The city of Al-Tira

The city of Al-Tira is located in the central district of Israel and is one of the settlements in the "Triangle" area near and along Highway 6 and the ‘separation’ fence that accommodates a large concentration of Arab-Israelis.

Administratively, the city belongs to the Sharon sub-district of the Central District of Israel. Al-Tira Municipality, which was declared a city in 1991, has a population of 27,100 residents right to 2020, the majority of whom are Sunni Muslim Arabs. Adv. Maamun Abd Elhai has been the city's mayor since 2008.

In 1945, the settlement had about 3,180 inhabitants and was one of the largest villages in the area. After 1948 and especially since the 1960s, the settlement grew and developed at a rapid pace, initially from the municipal status of a local council to the status of a city in 1991. At the same time, numerous commercial utilities and various services were developed.

Today, the city's population is about 27,000, with an annual growth rate of 2%. The city is ranked 4 out of 10, in the socio-economic ranking; it has jurisdiction over 11,900 dunams; and its population density is 2,156 persons per square kilometer.

Although most of the residents work outside the city, there is a lot of commercial activity throughout the week, and on Saturdays there is a popular market in the city to which many people come from all over the country.

Since 2001, Al-Tira is a twin city of city of Burg, Germany.

The authorities neighboring the city are:

  1. The Southern Sharon Regional Council from the southwest, south to northeast;
  2. The Lev Hasharon Regional Council from the southwest to the north;
  3. The city of Taibeh on its northeastern side;
  4. The Kochav Yair-Tzur Yigal Local Council on the east.

The city's current master plan was approved in 2017 and its goals are:

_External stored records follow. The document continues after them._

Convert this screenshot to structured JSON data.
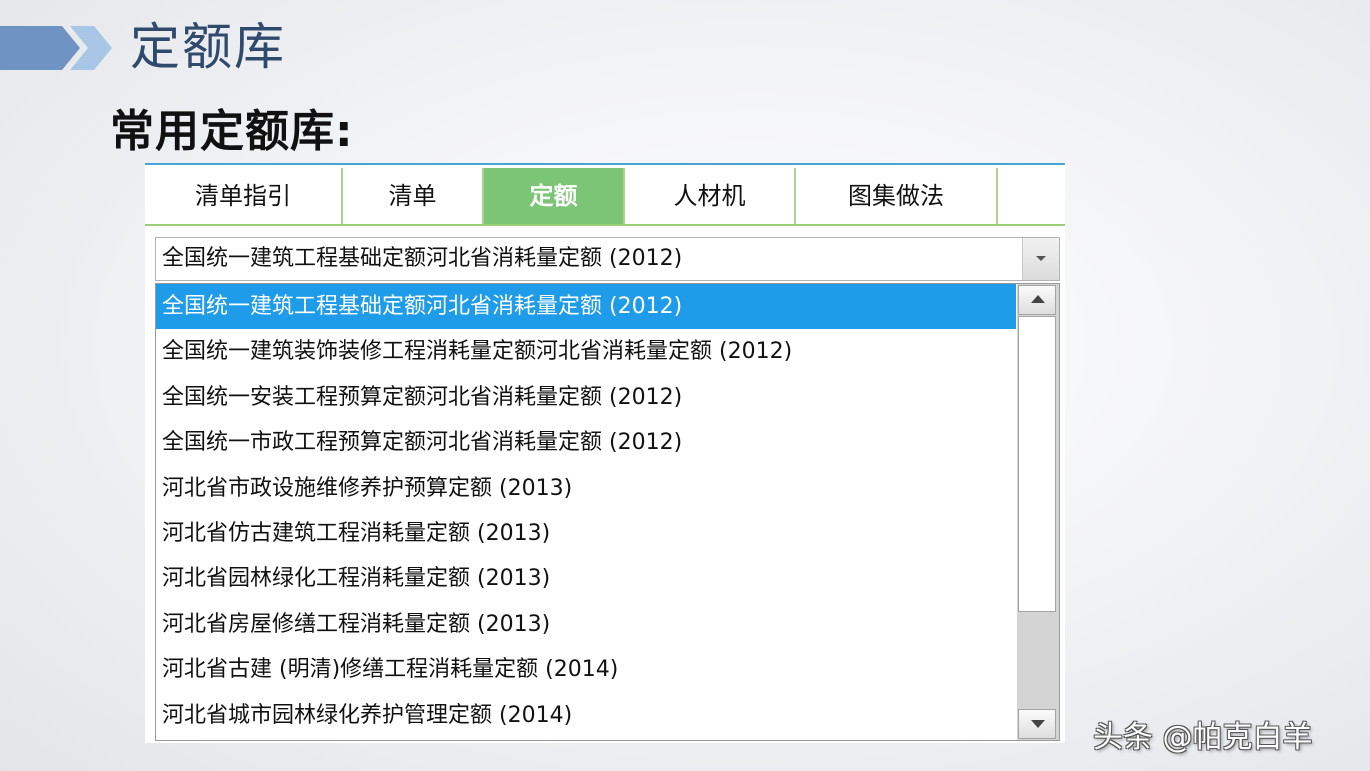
{
  "slide": {
    "title": "定额库",
    "subtitle": "常用定额库:"
  },
  "tabs": [
    {
      "label": "清单指引",
      "active": false
    },
    {
      "label": "清单",
      "active": false
    },
    {
      "label": "定额",
      "active": true
    },
    {
      "label": "人材机",
      "active": false
    },
    {
      "label": "图集做法",
      "active": false
    }
  ],
  "combo": {
    "value": "全国统一建筑工程基础定额河北省消耗量定额 (2012)"
  },
  "dropdown": {
    "items": [
      {
        "label": "全国统一建筑工程基础定额河北省消耗量定额 (2012)",
        "selected": true
      },
      {
        "label": "全国统一建筑装饰装修工程消耗量定额河北省消耗量定额 (2012)",
        "selected": false
      },
      {
        "label": "全国统一安装工程预算定额河北省消耗量定额 (2012)",
        "selected": false
      },
      {
        "label": "全国统一市政工程预算定额河北省消耗量定额 (2012)",
        "selected": false
      },
      {
        "label": "河北省市政设施维修养护预算定额 (2013)",
        "selected": false
      },
      {
        "label": "河北省仿古建筑工程消耗量定额 (2013)",
        "selected": false
      },
      {
        "label": "河北省园林绿化工程消耗量定额 (2013)",
        "selected": false
      },
      {
        "label": "河北省房屋修缮工程消耗量定额 (2013)",
        "selected": false
      },
      {
        "label": "河北省古建 (明清)修缮工程消耗量定额 (2014)",
        "selected": false
      },
      {
        "label": "河北省城市园林绿化养护管理定额 (2014)",
        "selected": false
      }
    ]
  },
  "watermark": "头条 @帕克白羊",
  "colors": {
    "title": "#2f4a6d",
    "active_tab": "#7cc576",
    "selection": "#1e9be9",
    "accent_line": "#4aa3d8"
  },
  "icons": {
    "combo_button": "chevron-down-icon",
    "scroll_up": "arrow-up-icon",
    "scroll_down": "arrow-down-icon"
  }
}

  1. Preparation of a comprehensive master plan for the city and the determination of a planning policy that will direct its development while creating solutions for the needs of the city and its residents, promoting well-being, and providing high-level services.
  2. Defining a suitable program for comprehensive planning for the city of approximately 38,000 residents in 2030, including determination of areas for the development of housing, commercial trade, and public areas.
  3. Expansion/completion of roads and a traffic system that integrates with the regional road and rail system, including a public transportation center and a train station.
  4. Defining valuable open spaces, including anchoring the importance of the agricultural areas surrounding the city.
  5. Providing a basis for the development of an infrastructure worthy of the city, including that for traffic, drainage, water, sewage, gas, and electricity.
  6. Determining a policy for detailed planning guidelines that will allow for the optimal implementation of the proposed plan.